* _WHAT TO DO_:
Anywhere the string "Hola" shows up in the listing below, copy the line it is in.

* _SOURCE MATERIAL_:
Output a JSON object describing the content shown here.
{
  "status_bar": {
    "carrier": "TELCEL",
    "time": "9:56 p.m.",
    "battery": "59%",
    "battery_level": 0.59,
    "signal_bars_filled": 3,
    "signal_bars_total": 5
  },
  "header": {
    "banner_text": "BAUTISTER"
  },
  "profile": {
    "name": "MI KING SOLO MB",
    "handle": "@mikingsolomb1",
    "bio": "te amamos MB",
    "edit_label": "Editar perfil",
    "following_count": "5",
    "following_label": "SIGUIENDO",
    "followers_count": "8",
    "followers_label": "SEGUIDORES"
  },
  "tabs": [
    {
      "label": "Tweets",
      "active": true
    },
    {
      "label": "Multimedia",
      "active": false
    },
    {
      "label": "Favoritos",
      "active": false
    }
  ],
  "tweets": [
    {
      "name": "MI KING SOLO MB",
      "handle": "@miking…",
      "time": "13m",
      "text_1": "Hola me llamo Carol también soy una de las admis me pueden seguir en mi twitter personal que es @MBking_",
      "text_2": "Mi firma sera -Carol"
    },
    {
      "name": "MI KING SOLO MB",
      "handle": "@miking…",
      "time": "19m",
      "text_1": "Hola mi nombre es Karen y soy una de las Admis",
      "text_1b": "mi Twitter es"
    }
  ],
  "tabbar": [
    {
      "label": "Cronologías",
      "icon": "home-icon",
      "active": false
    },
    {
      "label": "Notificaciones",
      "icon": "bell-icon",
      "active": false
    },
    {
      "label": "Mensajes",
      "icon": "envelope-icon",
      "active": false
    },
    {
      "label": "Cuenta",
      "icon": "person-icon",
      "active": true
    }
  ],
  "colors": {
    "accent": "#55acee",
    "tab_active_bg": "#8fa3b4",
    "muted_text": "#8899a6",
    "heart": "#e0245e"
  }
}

* _ANSWER TO THIS TASK_:
      "text_1": "Hola me llamo Carol también soy una de las admis me pueden seguir en mi twitter personal que es @MBking_",
      "text_1": "Hola mi nombre es Karen y soy una de las Admis",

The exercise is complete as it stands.